(Entries from a dataset of interfaces)
::::::::
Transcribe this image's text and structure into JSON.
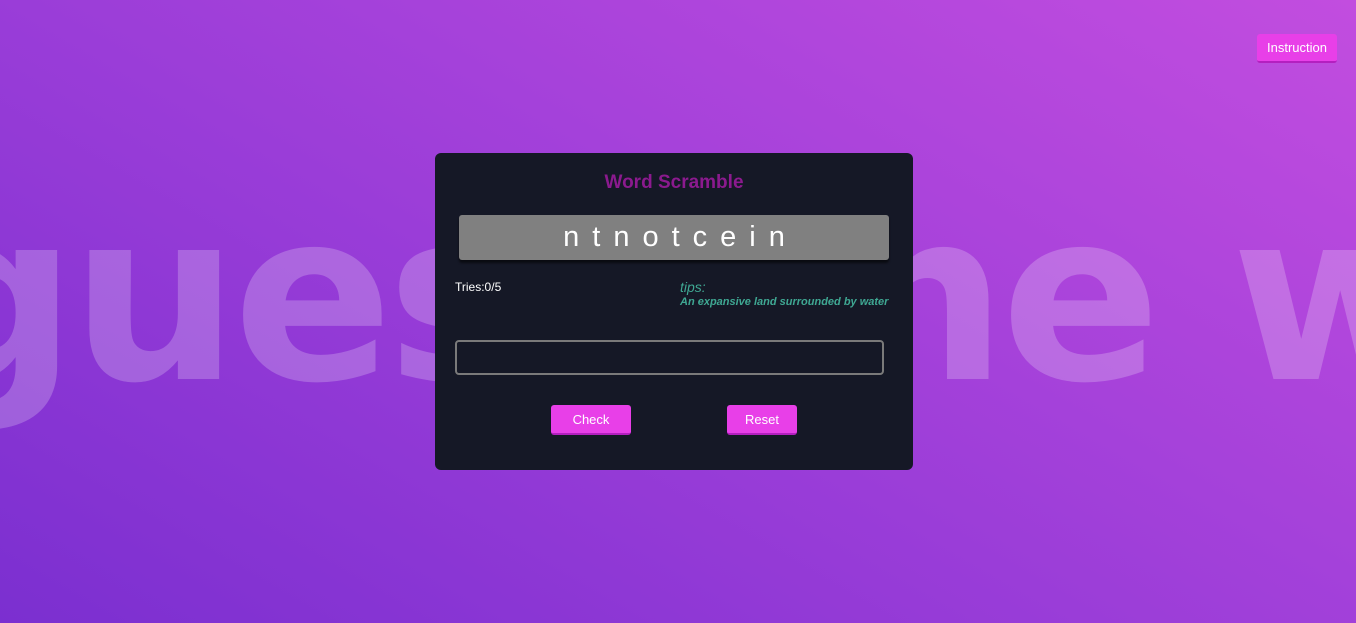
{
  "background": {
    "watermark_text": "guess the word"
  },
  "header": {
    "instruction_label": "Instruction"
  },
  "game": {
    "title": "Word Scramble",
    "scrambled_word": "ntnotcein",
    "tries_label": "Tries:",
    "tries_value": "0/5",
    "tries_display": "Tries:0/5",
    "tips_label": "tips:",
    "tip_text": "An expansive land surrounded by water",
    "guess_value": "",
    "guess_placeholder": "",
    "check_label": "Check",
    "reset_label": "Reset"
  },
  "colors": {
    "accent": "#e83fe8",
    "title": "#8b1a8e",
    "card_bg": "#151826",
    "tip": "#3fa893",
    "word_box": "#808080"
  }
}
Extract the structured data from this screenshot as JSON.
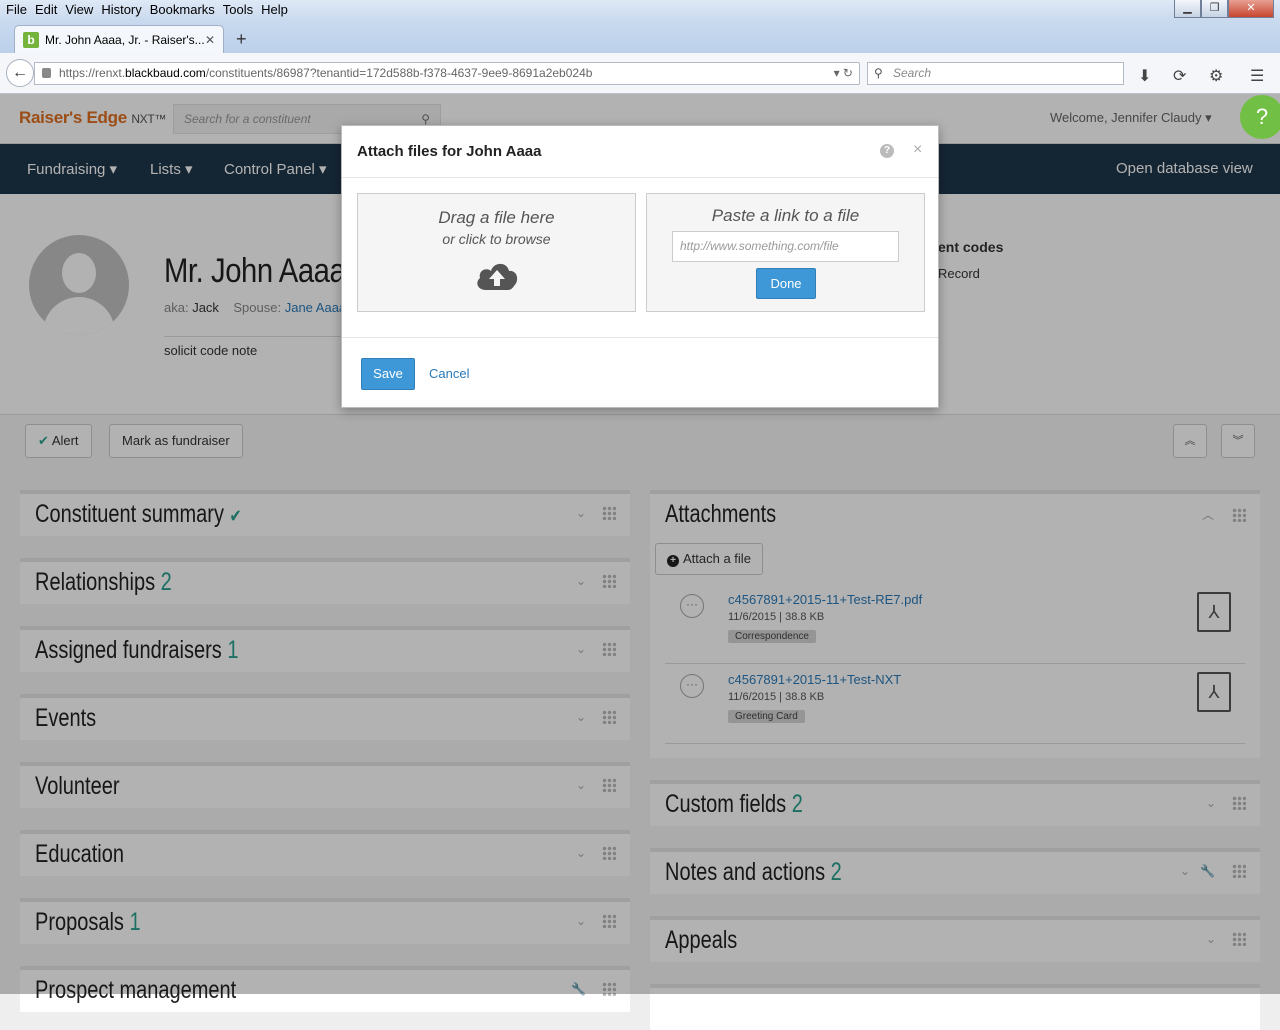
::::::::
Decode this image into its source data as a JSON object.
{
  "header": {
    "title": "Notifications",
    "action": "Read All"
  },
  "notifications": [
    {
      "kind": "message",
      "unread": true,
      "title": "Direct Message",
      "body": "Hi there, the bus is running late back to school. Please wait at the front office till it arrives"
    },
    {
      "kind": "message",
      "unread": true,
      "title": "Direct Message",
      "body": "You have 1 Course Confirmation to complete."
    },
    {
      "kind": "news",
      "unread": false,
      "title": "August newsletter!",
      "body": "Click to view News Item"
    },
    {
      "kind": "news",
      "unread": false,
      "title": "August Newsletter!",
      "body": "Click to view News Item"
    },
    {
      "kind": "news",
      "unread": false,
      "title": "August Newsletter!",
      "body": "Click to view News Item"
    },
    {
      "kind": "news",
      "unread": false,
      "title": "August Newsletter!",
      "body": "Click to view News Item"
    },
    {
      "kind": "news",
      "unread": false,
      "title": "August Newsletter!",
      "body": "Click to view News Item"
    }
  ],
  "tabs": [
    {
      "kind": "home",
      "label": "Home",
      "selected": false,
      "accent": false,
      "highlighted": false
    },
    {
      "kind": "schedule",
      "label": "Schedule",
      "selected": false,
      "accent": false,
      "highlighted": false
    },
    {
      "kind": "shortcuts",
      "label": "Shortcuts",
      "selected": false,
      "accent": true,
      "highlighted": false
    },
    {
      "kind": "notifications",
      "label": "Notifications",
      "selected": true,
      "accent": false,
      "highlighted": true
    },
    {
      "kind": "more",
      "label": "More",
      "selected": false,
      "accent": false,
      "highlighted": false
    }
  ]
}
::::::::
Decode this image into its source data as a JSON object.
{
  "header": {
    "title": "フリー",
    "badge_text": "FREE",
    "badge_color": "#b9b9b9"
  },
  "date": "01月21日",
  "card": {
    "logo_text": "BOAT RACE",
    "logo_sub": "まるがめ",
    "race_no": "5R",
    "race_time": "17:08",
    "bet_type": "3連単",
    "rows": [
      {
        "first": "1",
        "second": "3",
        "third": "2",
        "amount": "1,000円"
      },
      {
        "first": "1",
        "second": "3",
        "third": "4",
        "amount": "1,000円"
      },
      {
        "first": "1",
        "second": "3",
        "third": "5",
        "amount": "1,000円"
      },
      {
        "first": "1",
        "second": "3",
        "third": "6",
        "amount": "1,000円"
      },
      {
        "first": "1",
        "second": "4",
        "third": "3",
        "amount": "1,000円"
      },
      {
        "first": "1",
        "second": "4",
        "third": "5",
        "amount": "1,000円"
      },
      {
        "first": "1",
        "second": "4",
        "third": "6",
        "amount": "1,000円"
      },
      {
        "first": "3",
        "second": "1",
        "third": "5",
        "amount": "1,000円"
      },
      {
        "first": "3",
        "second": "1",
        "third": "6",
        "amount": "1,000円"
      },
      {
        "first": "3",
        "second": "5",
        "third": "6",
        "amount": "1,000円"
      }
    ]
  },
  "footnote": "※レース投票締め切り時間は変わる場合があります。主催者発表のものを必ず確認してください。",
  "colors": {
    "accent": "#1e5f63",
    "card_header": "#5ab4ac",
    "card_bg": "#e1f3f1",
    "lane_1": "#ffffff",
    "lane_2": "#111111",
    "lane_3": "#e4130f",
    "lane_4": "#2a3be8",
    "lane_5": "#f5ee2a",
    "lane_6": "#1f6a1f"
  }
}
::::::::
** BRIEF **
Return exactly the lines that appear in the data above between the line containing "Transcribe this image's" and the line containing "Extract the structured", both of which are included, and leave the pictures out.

** ANSWER SPACE **
Transcribe this image's text and structure into JSON.
{
  "background": {
    "watermark_text": "guess the word"
  },
  "header": {
    "instruction_label": "Instruction"
  },
  "game": {
    "title": "Word Scramble",
    "scrambled_word": "ntnotcein",
    "tries_label": "Tries:",
    "tries_value": "0/5",
    "tries_display": "Tries:0/5",
    "tips_label": "tips:",
    "tip_text": "An expansive land surrounded by water",
    "guess_value": "",
    "guess_placeholder": "",
    "check_label": "Check",
    "reset_label": "Reset"
  },
  "colors": {
    "accent": "#e83fe8",
    "title": "#8b1a8e",
    "card_bg": "#151826",
    "tip": "#3fa893",
    "word_box": "#808080"
  }
}
Extract the structured data from this screenshot as JSON.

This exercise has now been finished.